Croissants – The world’s most famous flaky bread



There is absolutely no coffee shop in the world that does not stock one of the most easily recognisable pastries in the world – the croissant. There are variations of the original version, businesses that revolve around a croissant as a central theme and an entire nation that has citizens who would be in for a rude shock if one day they simply ceased to exist.

Who would have thought that such a weird shaped food would be so much in demand? Why weird shape? Well, in my opinion, it is rather difficult to manoeuvre crescent shaped bread into a coffee or tea cup.

The croissant is a star in its own right and although it may have inspired spinoffs, saved lives and endured centuries of over exposure, there is no bakery or coffee shop in the world that would do without this delectable flaky bread.

Well, the croissant originated from Vienna in Austria, which pretty much is a certainty and history corroborates this version. In France and most other European nations, it was very usually referred to as Viennese bread. The only part under dispute is the origin of the characteristic crescent shape.
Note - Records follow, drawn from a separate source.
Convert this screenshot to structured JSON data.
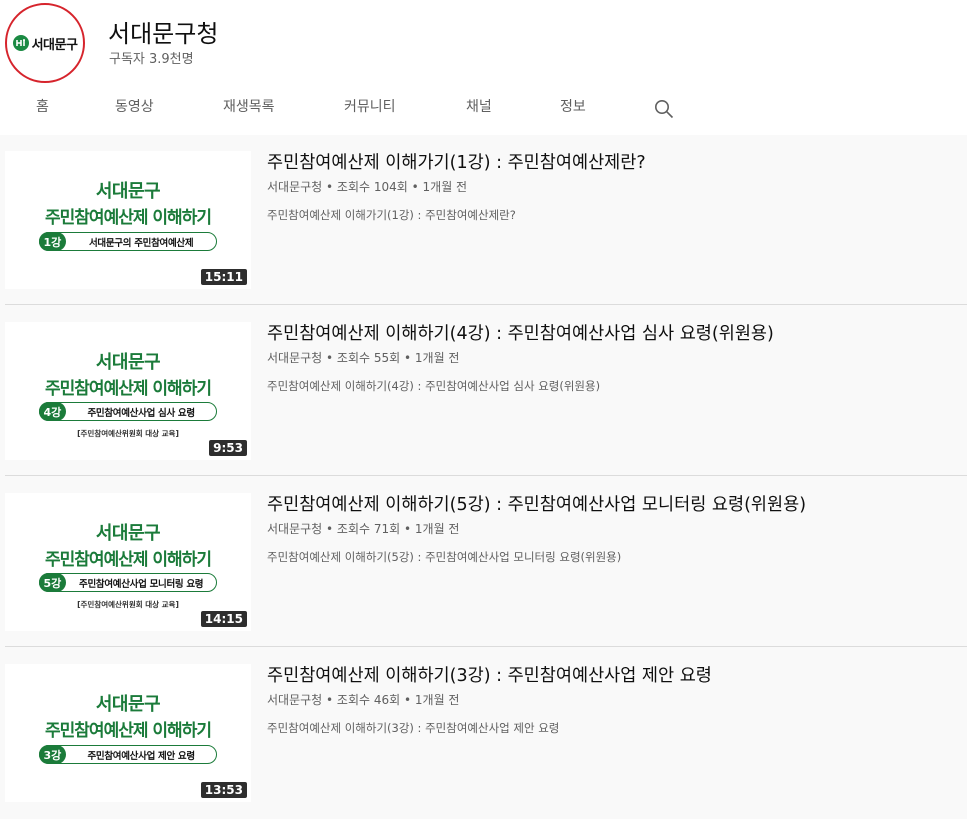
{
  "channel": {
    "logo_text": "서대문구",
    "name": "서대문구청",
    "subscribers": "구독자 3.9천명"
  },
  "tabs": [
    {
      "label": "홈"
    },
    {
      "label": "동영상"
    },
    {
      "label": "재생목록"
    },
    {
      "label": "커뮤니티"
    },
    {
      "label": "채널"
    },
    {
      "label": "정보"
    }
  ],
  "search_icon": "search-icon",
  "colors": {
    "brand_green": "#1b7b3a",
    "logo_ring": "#d6242c"
  },
  "videos": [
    {
      "thumb_line1": "서대문구",
      "thumb_line2": "주민참여예산제 이해하기",
      "thumb_num": "1강",
      "thumb_pill_text": "서대문구의 주민참여예산제",
      "thumb_sub": "",
      "duration": "15:11",
      "title": "주민참여예산제 이해가기(1강) : 주민참여예산제란?",
      "channel": "서대문구청",
      "views": "조회수 104회",
      "age": "1개월 전",
      "description": "주민참여예산제 이해가기(1강) : 주민참여예산제란?"
    },
    {
      "thumb_line1": "서대문구",
      "thumb_line2": "주민참여예산제 이해하기",
      "thumb_num": "4강",
      "thumb_pill_text": "주민참여예산사업 심사 요령",
      "thumb_sub": "[주민참여예산위원회 대상 교육]",
      "duration": "9:53",
      "title": "주민참여예산제 이해하기(4강) : 주민참여예산사업 심사 요령(위원용)",
      "channel": "서대문구청",
      "views": "조회수 55회",
      "age": "1개월 전",
      "description": "주민참여예산제 이해하기(4강) : 주민참여예산사업 심사 요령(위원용)"
    },
    {
      "thumb_line1": "서대문구",
      "thumb_line2": "주민참여예산제 이해하기",
      "thumb_num": "5강",
      "thumb_pill_text": "주민참여예산사업 모니터링 요령",
      "thumb_sub": "[주민참여예산위원회 대상 교육]",
      "duration": "14:15",
      "title": "주민참여예산제 이해하기(5강) : 주민참여예산사업 모니터링 요령(위원용)",
      "channel": "서대문구청",
      "views": "조회수 71회",
      "age": "1개월 전",
      "description": "주민참여예산제 이해하기(5강) : 주민참여예산사업 모니터링 요령(위원용)"
    },
    {
      "thumb_line1": "서대문구",
      "thumb_line2": "주민참여예산제 이해하기",
      "thumb_num": "3강",
      "thumb_pill_text": "주민참여예산사업 제안 요령",
      "thumb_sub": "",
      "duration": "13:53",
      "title": "주민참여예산제 이해하기(3강) : 주민참여예산사업 제안 요령",
      "channel": "서대문구청",
      "views": "조회수 46회",
      "age": "1개월 전",
      "description": "주민참여예산제 이해하기(3강) : 주민참여예산사업 제안 요령"
    }
  ]
}
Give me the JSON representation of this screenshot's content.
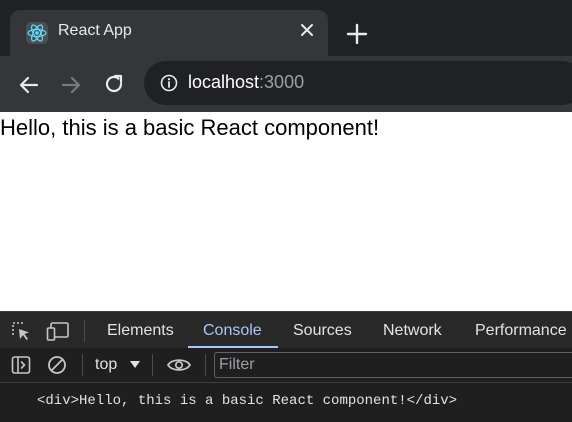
{
  "browser": {
    "tab": {
      "title": "React App"
    },
    "omnibox": {
      "host": "localhost",
      "port": ":3000"
    }
  },
  "page": {
    "text": "Hello, this is a basic React component!"
  },
  "devtools": {
    "tabs": [
      "Elements",
      "Console",
      "Sources",
      "Network",
      "Performance"
    ],
    "active_tab": "Console",
    "context": "top",
    "filter_placeholder": "Filter",
    "console_lines": [
      "<div>Hello, this is a basic React component!</div>"
    ]
  },
  "colors": {
    "accent": "#a8c7fa"
  }
}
The pastry itself uses a technique called lamination which is the folding of the dough several times and placing butter in each layer so that when the finished product rolls out of the oven, it carries with itself that beautiful aroma, the layered texture and the melt in your mouth feel. One night, during the siege of Vienna which was taking place somewhere in the 18th Century, there were some Viennese bakers toiling away in front of their wood fired ovens when they heard potential Ottoman invaders trying to scale over the fort walls. They raised an alarm immediately and the invaders were repelled and the siege lifted. The next day the bakers shaped their traditional bread called kipferl into the present day crescent shape to mimic the crescent moon on the banner of the Ottomans. There is another story that predates this one by about eight hundred years or so that sees the bakers celebrating a win over the Persians but by most other accounts, the technique of laminating dough had not arisen as yet. The croissant got its name from the French word for crescent.

Amongst the spinoffs, the most famous is probably the Danish pastry and the story that accompanies it. Apparently, the king of Denmark, on one of his visits to the Royal French court was totally taken up by the croissant and being so passionate, he sent his chief baker over to learn the techniques of creating this light, wondrous bread. When the baker came over, he was more interested in the charming French ladies at the court and spent most of his time being initiated in a different form of French passion. When he returned home, the king was eager to sample what his baker had learnt. Now the baker, before being whisked away into a series of arduous pursuits, learnt how to make the basic dough but he forgot the exact way and shape it was to be rolled out in. To save himself from being flogged and then held in a dungeon at his majesty’s pleasure, the quick thinking baker then formed a series of differently shaped breads, topped them with a series of fresh fruits, fruit purees and several innovative forms of sugar and presented them to the king. Needless to say the king loved them. Although he was a bit suspicious that he could not find his familiar crescent shape amongst the throng placed before him, his suspicions were set aside when the baker told him that these pastries were specially created in honor of the king and for the Danish people. The name stuck, the world got to sample the wonderful creations and café owners the world over thanked these nameless bakers.

Now every time you try to wrestle a curved croissant in a straight coffee cup, remember not to complain and moan about the shape. It celebrates the night when lives were saved and the overthrow of a city averted.